■ **Exercise goal**: Lines with "JSON": state how many there are in the records below, and nothing else.

■ **Data for this task**:
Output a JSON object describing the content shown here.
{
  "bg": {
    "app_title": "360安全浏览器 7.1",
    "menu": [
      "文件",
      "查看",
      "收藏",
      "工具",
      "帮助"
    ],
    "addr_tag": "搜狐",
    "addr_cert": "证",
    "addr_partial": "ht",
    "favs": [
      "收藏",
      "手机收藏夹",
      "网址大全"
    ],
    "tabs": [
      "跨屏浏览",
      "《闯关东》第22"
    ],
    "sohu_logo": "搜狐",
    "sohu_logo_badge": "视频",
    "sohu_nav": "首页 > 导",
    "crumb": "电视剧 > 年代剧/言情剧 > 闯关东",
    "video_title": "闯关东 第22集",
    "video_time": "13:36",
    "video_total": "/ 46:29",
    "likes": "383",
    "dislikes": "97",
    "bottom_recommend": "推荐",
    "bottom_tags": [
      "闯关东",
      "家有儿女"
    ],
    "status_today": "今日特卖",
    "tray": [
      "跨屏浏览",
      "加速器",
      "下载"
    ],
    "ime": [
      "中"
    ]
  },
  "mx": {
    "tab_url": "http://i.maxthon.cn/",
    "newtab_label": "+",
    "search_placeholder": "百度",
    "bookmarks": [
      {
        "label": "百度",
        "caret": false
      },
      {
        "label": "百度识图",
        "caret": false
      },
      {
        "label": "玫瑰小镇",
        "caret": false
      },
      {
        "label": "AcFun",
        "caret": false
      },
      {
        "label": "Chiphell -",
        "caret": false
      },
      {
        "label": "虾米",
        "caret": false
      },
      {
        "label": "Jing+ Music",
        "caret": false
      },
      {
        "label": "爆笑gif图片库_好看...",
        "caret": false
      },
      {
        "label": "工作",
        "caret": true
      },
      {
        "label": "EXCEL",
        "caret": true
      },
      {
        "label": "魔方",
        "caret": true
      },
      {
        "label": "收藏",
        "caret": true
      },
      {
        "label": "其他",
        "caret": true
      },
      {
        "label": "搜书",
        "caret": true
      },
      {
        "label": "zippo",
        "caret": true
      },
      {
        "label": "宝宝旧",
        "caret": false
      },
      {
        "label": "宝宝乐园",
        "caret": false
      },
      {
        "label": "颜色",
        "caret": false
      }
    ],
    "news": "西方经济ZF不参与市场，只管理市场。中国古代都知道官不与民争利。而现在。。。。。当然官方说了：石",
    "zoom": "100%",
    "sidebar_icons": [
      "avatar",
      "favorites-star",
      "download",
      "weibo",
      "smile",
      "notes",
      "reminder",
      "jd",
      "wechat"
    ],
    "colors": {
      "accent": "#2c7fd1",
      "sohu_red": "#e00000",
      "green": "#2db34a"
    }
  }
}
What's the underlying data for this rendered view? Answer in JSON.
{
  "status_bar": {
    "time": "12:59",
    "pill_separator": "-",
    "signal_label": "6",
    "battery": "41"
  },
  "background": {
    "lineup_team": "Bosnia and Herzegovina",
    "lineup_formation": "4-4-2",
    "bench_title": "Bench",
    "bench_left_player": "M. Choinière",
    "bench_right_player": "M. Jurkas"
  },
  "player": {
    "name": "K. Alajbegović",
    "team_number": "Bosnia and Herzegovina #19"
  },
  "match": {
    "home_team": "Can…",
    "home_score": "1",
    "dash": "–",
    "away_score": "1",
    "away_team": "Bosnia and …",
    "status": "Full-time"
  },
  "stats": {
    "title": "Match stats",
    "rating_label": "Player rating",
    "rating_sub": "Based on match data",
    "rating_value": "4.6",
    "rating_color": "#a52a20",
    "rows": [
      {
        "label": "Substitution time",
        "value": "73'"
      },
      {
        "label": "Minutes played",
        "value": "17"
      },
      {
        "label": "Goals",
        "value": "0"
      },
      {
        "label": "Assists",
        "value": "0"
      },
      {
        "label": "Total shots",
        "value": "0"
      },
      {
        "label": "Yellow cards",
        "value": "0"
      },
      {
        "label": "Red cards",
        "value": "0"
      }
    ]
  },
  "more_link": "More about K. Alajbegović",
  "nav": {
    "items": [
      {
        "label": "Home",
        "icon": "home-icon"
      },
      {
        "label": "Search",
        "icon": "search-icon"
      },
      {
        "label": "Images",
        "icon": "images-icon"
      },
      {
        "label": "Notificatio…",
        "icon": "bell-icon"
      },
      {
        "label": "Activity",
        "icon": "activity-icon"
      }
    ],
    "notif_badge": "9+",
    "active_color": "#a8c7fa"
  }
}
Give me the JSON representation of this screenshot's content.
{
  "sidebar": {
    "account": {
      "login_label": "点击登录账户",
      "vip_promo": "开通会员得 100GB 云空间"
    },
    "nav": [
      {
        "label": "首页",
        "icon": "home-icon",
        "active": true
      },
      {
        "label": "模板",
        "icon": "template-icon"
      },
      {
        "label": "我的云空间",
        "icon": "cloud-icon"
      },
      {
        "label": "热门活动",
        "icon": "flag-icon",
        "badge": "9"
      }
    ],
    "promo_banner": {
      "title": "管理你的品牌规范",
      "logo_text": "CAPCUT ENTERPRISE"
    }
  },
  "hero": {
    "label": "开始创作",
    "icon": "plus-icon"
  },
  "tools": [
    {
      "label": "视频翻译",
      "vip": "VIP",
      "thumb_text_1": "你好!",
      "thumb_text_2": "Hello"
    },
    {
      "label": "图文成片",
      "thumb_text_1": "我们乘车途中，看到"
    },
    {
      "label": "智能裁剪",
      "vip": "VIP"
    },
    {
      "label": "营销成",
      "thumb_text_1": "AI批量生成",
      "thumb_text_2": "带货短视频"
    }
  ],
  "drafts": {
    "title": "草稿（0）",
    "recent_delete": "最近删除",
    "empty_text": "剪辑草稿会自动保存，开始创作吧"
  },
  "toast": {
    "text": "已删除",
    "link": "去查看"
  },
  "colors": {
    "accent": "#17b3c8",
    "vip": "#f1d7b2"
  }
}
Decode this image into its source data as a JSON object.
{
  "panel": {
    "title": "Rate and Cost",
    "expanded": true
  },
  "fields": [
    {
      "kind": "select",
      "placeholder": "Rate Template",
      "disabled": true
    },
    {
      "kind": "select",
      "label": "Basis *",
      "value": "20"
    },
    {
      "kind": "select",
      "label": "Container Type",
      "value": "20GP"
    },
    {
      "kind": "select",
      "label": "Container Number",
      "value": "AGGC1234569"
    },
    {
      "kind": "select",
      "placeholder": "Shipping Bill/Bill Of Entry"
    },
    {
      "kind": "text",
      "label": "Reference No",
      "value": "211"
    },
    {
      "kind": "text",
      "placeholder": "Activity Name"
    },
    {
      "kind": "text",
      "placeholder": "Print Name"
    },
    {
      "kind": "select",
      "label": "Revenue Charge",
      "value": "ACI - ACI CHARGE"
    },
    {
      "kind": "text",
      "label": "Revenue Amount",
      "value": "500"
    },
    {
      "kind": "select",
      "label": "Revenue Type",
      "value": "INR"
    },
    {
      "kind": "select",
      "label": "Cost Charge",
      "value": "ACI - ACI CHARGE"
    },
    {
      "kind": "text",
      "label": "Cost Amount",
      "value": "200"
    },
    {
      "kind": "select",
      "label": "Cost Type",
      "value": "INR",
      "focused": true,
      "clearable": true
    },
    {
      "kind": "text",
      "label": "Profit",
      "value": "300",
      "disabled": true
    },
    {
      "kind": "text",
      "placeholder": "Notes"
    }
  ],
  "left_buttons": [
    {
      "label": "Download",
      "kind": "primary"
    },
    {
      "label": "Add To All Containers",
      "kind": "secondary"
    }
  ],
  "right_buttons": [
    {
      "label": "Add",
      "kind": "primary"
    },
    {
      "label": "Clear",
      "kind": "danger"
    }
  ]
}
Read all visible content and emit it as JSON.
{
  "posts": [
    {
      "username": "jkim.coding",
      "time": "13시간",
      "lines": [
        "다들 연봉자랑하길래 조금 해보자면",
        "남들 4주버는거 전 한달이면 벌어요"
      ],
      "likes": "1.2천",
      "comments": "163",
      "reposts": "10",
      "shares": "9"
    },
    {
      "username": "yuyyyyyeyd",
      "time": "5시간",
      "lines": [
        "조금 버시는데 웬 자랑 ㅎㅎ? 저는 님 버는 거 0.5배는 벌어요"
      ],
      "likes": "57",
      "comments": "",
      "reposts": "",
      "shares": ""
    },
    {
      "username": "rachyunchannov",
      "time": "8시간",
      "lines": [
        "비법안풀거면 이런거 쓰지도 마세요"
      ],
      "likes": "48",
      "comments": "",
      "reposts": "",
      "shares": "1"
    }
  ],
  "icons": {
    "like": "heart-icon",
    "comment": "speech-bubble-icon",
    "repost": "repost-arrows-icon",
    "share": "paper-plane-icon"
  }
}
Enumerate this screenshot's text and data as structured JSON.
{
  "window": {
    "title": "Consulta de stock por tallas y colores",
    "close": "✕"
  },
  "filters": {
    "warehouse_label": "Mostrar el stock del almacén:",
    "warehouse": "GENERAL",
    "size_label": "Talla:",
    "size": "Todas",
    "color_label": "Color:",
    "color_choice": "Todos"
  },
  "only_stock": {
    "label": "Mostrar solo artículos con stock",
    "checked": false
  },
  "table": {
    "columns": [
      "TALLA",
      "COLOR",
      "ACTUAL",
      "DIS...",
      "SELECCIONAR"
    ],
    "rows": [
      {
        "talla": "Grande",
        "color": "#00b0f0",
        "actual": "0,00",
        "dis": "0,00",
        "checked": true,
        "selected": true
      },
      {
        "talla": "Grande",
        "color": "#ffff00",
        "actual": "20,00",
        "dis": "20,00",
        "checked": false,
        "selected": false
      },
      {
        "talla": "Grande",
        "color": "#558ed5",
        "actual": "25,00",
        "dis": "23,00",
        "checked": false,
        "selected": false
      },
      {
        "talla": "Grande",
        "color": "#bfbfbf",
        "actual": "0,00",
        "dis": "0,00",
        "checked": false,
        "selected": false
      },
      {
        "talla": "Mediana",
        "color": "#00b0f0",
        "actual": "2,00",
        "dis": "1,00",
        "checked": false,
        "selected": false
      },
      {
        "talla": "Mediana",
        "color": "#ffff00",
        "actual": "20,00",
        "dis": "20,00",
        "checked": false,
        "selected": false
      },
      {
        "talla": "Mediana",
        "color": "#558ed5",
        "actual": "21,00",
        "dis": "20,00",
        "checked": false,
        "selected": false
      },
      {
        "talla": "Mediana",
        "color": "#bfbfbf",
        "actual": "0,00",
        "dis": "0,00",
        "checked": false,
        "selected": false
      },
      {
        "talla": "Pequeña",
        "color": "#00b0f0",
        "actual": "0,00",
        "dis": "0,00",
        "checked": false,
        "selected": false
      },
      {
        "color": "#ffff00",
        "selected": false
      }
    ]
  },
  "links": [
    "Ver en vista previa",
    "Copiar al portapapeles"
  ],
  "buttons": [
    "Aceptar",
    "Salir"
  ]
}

■ **Exercise answer**: 6